Bob Graham had long thought of designing a turntable of his own to go with his Phantom tonearms, but gave it up when he discovered the Air Force 1. He made the decision to import the AF1 because he felt it was the first turntable that would allow audiophiles fully to appreciate his own state-of-the-art tonearms. The two products are thus here reviewed as a unit, so the remarks in the next section on sound and performance refer always to the AF1/10-inch Elite combination, most of the time with my reference Ortofon Windfeld pickup. The retail for the package is $125,000, excluding pickup.
One reason the AF1 turntable caught my attention right away is that Nishikawa announced he wanted to achieve levels of background quietness and silence comparable to digital. This is the first time I recall hearing an analog designer grant any superiority to digital reproduction. And it was evident from the first serious listening session that the AF1/Elite combination was onto something pretty special.
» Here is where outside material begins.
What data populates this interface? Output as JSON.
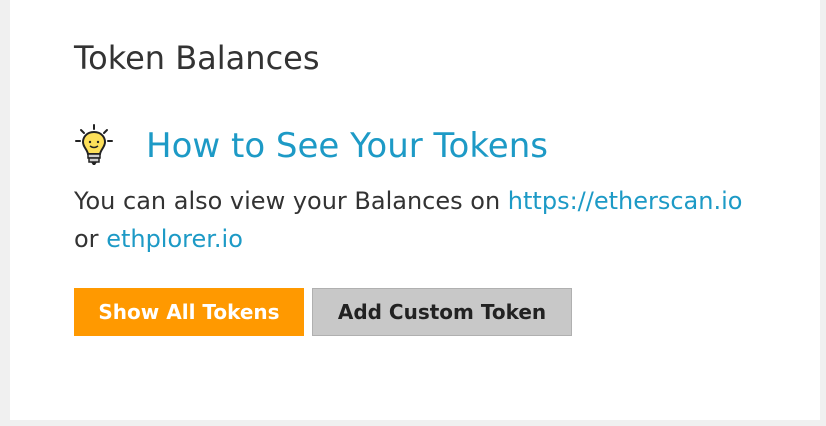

Assuming cooperating media, i.e., high-quality vinyl, quiet surfaces, etc., the background blackness from this setup is extraordinarily deep and pervasive. I’m not sure I’d quite liken it to digital, but it’s pretty close and superior, if at times only very narrowly so, to any other vinyl reproduction in my experience. Put on ORG’s 45rpm reissue of Ella Swings Lightly and you’ll hear the voice and the performers emerge from a background of complete silence. Of course, not all records are pressed as carefully as that one, but even with standard issues of old recordings from major labels there is a perceivable reduction in all the background muck and detritus of typical vinyl playback. Such quietness translates into superior resolution and recovery of detail, though in no sense did I ever feel detail was exaggerated or thrust excessively forward.
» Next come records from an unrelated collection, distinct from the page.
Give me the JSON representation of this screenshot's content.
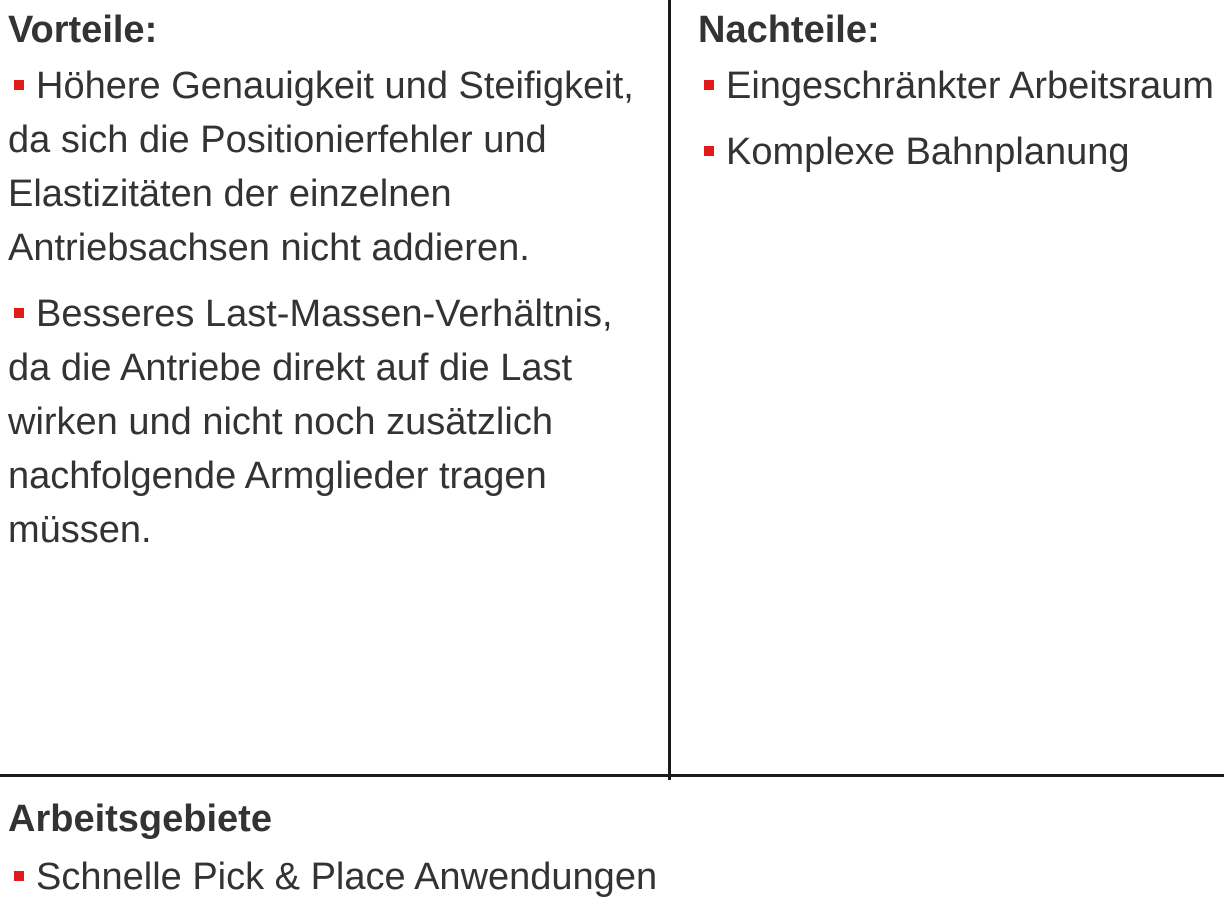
{
  "advantages": {
    "heading": "Vorteile:",
    "items": [
      "Höhere Genauigkeit und Steifigkeit, da sich die Positionierfehler und Elastizitäten der einzelnen Antriebsachsen nicht addieren.",
      "Besseres Last-Massen-Verhältnis, da die Antriebe direkt auf die Last wirken und nicht noch zusätzlich nachfolgende Armglieder tragen müssen."
    ]
  },
  "disadvantages": {
    "heading": "Nachteile:",
    "items": [
      "Eingeschränkter Arbeitsraum",
      "Komplexe Bahnplanung"
    ]
  },
  "application_areas": {
    "heading": "Arbeitsgebiete",
    "items": [
      "Schnelle Pick & Place Anwendungen"
    ]
  },
  "colors": {
    "bullet": "#e21a1a",
    "text": "#333333",
    "divider": "#1a1a1a"
  },
  "icons": {
    "bullet": "square-bullet-icon"
  }
}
This superiority also translates into an extended dynamic range, hardly surprising given that a quieter background indicates a lower noise floor that in turn widens the envelope. You hear this effect even on music of limited dynamic range, such as small ensembles, instrumental soloists, and vocalists. On large-scale material, like my trusty Bernstein Carmen or Abbado’s Verdi Macbeth, the effect of spectacle can be quite breathtaking, inviting playback at higher levels than you might typically use, so very clean and clear is the reproduction. This clarity derives from several aspects of the design: outstanding isolation from the environment, absolute speed accuracy allied to absolute speed constancy, and vacuum hold-down to eliminate the effects of warps and resonance anomalies in the LP/platter interface. There’s a certain school of reviewers who place great emphasis upon what they call pace and timing, the so-called ability of ’arms and ’tables to “play the tune.” I personally find many of the products they cite to be excessively articulated such that the-mu-sic-of-ten-sounds-like-this. You won’t hear any of that from the AF1/Elite, but you will hear literally sensational attack with absolutely no impression of smear or spread over time—and at all times control is absolute and stability rock-solid.
Bass response is of quite amazing extension, definition, and power (i.e., slam). The Sheffield Drum Test Record displays these qualities handily enough, but a recording like the Mehta Also Sprach Zarathustra on London is even more persuasive, the opening organ pedal point remaining absolutely pitch-firm, solid, and present, as the rest of the orchestra rises and falls above it. Or listen to the Bernstein recording of Beethoven’s Op. 131 quartet as essayed by the full string complement of the Vienna Philharmonic, the energetic last movement in particular—a marvel of clarity and articulation despite the conductor’s challenging tempo—passages where the doublebasses judiciously augment the cellos appear immediately obvious and beautifully registered.